Aim of the task - Every entry is to be copied exactly as written, and the pictures are to be skipped.
+++++
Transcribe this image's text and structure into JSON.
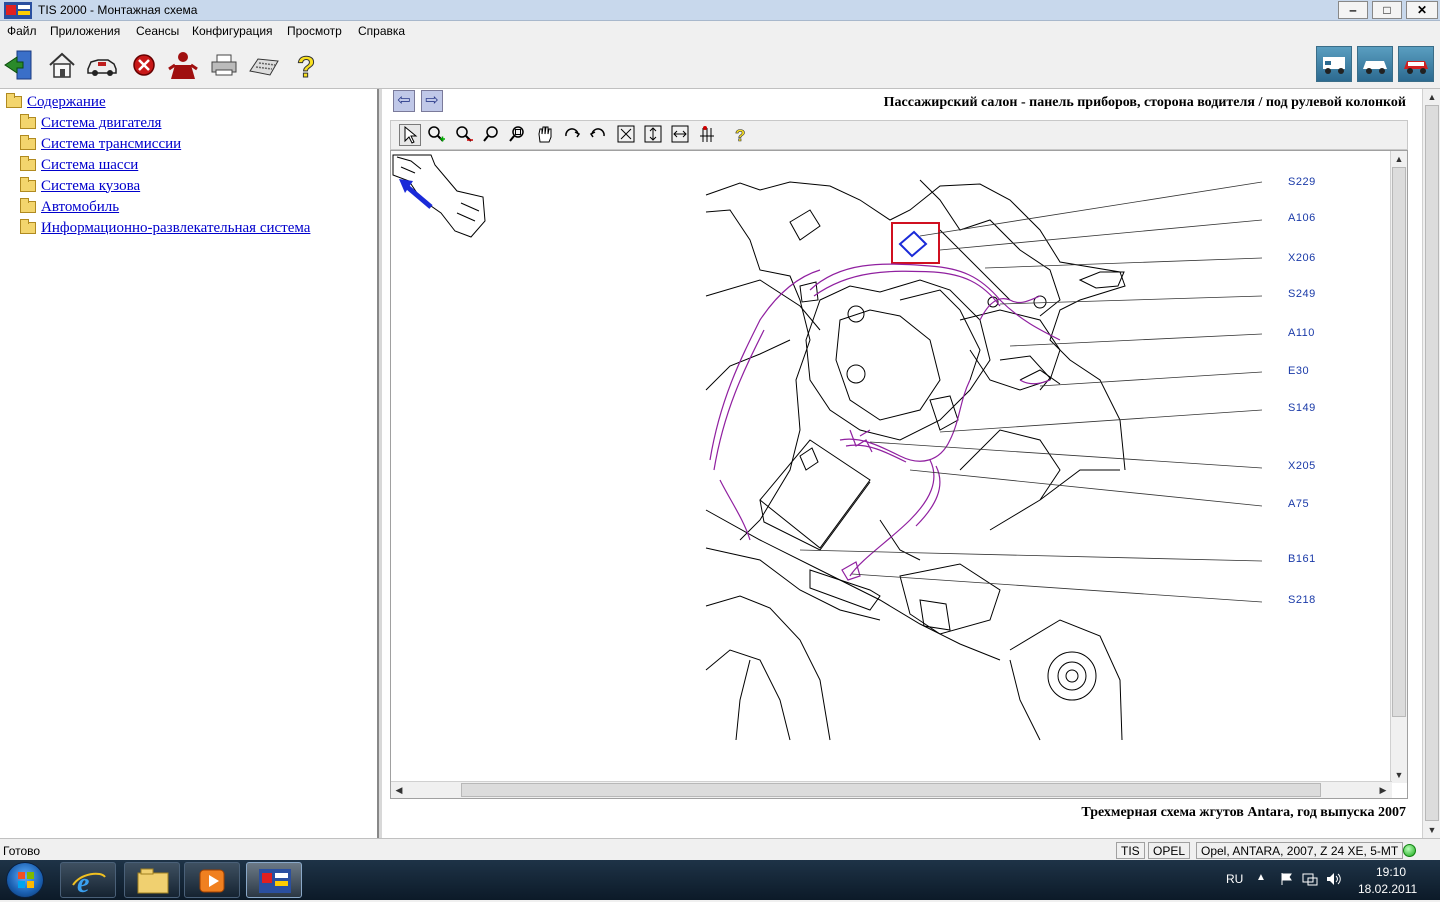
{
  "window": {
    "brand": "TIS 2000",
    "title_rest": " - Монтажная схема",
    "min": "‒",
    "max": "□",
    "close": "✕"
  },
  "menu": [
    "Файл",
    "Приложения",
    "Сеансы",
    "Конфигурация",
    "Просмотр",
    "Справка"
  ],
  "toolbar_icons": [
    "exit-icon",
    "home-icon",
    "vehicle-icon",
    "stop-icon",
    "user-icon",
    "print-icon",
    "keyboard-icon",
    "help-icon"
  ],
  "toolbar_right_icons": [
    "vehicle-diag-1-icon",
    "vehicle-diag-2-icon",
    "vehicle-diag-3-icon"
  ],
  "tree": {
    "root": "Содержание",
    "items": [
      "Система двигателя",
      "Система трансмиссии",
      "Система шасси",
      "Система кузова",
      "Автомобиль",
      "Информационно-развлекательная система"
    ]
  },
  "diagram": {
    "title": "Пассажирский салон - панель приборов, сторона водителя / под рулевой колонкой",
    "footer": "Трехмерная схема жгутов Antara, год выпуска 2007",
    "labels": [
      "S229",
      "A106",
      "X206",
      "S249",
      "A110",
      "E30",
      "S149",
      "X205",
      "A75",
      "B161",
      "S218"
    ],
    "nav_back": "⇦",
    "nav_forward": "⇨"
  },
  "view_tools": [
    "select-icon",
    "zoom-in-icon",
    "zoom-out-icon",
    "zoom-icon",
    "zoom-window-icon",
    "pan-icon",
    "rotate-cw-icon",
    "rotate-ccw-icon",
    "fit-all-icon",
    "fit-height-icon",
    "fit-width-icon",
    "components-icon",
    "help-icon"
  ],
  "status": {
    "text": "Готово",
    "cell_system": "TIS",
    "cell_make": "OPEL",
    "cell_vehicle": "Opel, ANTARA, 2007, Z 24 XE, 5-MT"
  },
  "taskbar": {
    "lang": "RU",
    "time": "19:10",
    "date": "18.02.2011"
  },
  "colors": {
    "highlight_box": "#d01020",
    "wire": "#9020a0",
    "label": "#1a3aa8",
    "pointer_arrow": "#1a2ad8"
  }
}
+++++
Exercise output -
Transcribe this image's text and structure into JSON.
{
  "window": {
    "brand": "TIS 2000",
    "title_rest": " - Монтажная схема",
    "min": "‒",
    "max": "□",
    "close": "✕"
  },
  "menu": [
    "Файл",
    "Приложения",
    "Сеансы",
    "Конфигурация",
    "Просмотр",
    "Справка"
  ],
  "toolbar_icons": [
    "exit-icon",
    "home-icon",
    "vehicle-icon",
    "stop-icon",
    "user-icon",
    "print-icon",
    "keyboard-icon",
    "help-icon"
  ],
  "toolbar_right_icons": [
    "vehicle-diag-1-icon",
    "vehicle-diag-2-icon",
    "vehicle-diag-3-icon"
  ],
  "tree": {
    "root": "Содержание",
    "items": [
      "Система двигателя",
      "Система трансмиссии",
      "Система шасси",
      "Система кузова",
      "Автомобиль",
      "Информационно-развлекательная система"
    ]
  },
  "diagram": {
    "title": "Пассажирский салон - панель приборов, сторона водителя / под рулевой колонкой",
    "footer": "Трехмерная схема жгутов Antara, год выпуска 2007",
    "labels": [
      "S229",
      "A106",
      "X206",
      "S249",
      "A110",
      "E30",
      "S149",
      "X205",
      "A75",
      "B161",
      "S218"
    ],
    "nav_back": "⇦",
    "nav_forward": "⇨"
  },
  "view_tools": [
    "select-icon",
    "zoom-in-icon",
    "zoom-out-icon",
    "zoom-icon",
    "zoom-window-icon",
    "pan-icon",
    "rotate-cw-icon",
    "rotate-ccw-icon",
    "fit-all-icon",
    "fit-height-icon",
    "fit-width-icon",
    "components-icon",
    "help-icon"
  ],
  "status": {
    "text": "Готово",
    "cell_system": "TIS",
    "cell_make": "OPEL",
    "cell_vehicle": "Opel, ANTARA, 2007, Z 24 XE, 5-MT"
  },
  "taskbar": {
    "lang": "RU",
    "time": "19:10",
    "date": "18.02.2011"
  },
  "colors": {
    "highlight_box": "#d01020",
    "wire": "#9020a0",
    "label": "#1a3aa8",
    "pointer_arrow": "#1a2ad8"
  }
}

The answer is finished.